- [TO DO]
This task calls for copying each line below that contains "AKUN".

Top of STUDY MATERIAL

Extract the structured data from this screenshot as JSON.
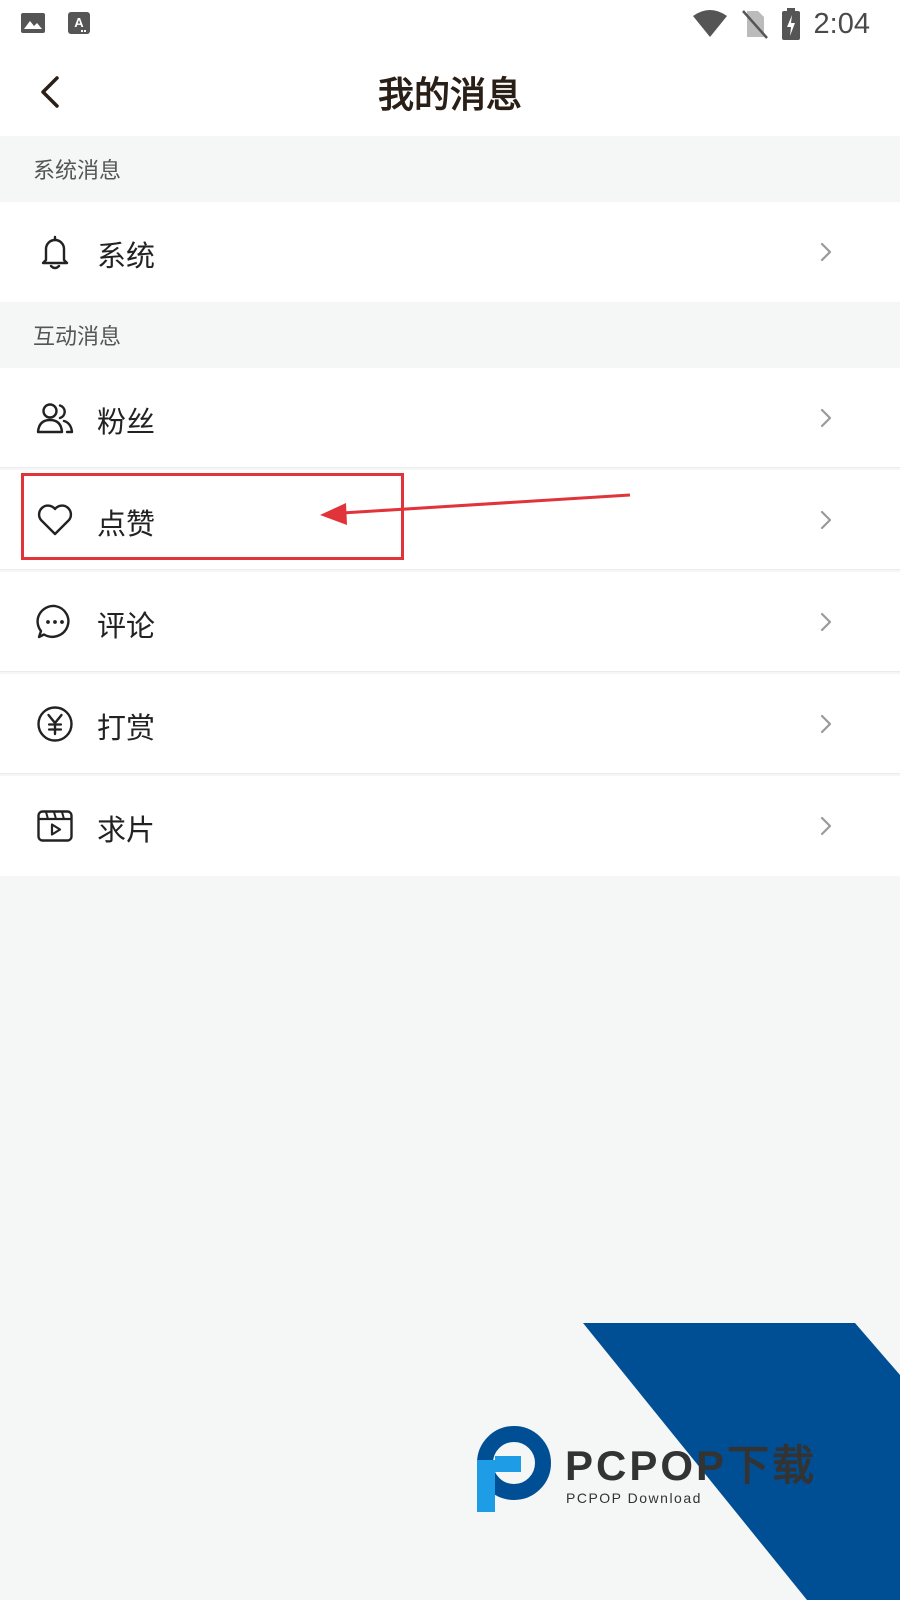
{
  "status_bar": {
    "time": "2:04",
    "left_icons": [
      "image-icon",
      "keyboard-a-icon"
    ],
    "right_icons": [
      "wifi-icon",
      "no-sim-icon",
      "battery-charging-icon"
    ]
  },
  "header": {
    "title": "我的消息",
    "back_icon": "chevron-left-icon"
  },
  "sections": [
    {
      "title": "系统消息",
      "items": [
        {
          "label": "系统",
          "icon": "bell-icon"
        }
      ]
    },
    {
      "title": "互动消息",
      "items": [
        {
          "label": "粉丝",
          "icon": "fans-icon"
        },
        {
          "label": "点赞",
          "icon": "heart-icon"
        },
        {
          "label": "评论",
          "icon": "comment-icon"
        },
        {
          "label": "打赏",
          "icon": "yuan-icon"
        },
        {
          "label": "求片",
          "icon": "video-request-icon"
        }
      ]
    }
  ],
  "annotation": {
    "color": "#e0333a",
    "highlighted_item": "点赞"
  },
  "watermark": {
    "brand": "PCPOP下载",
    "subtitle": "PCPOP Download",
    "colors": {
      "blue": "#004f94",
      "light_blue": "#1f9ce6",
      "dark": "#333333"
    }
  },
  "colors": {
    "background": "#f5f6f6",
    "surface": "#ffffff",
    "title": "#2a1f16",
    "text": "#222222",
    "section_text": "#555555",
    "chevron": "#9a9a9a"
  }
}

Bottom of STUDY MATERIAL
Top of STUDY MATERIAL

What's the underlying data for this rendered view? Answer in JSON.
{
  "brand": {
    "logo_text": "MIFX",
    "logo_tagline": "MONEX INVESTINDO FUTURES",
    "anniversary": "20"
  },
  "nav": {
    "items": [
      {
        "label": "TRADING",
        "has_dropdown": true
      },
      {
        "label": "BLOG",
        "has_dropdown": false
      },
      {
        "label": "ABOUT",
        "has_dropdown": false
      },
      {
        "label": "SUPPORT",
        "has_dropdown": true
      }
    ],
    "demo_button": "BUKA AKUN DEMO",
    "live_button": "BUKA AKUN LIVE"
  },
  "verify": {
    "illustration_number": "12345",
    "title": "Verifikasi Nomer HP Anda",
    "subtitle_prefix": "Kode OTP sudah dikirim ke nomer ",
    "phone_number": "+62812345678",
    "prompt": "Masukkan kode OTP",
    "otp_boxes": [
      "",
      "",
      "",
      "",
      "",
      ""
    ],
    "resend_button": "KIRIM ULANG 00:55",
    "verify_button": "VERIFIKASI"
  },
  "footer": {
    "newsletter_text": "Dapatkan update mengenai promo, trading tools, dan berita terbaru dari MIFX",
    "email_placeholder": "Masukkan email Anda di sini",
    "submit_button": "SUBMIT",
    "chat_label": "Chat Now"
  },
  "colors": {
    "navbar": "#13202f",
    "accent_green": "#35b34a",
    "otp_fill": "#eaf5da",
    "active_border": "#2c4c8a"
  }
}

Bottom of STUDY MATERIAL

- [ANSWER TO THIS EXERCISE]
    "demo_button": "BUKA AKUN DEMO",
    "live_button": "BUKA AKUN LIVE"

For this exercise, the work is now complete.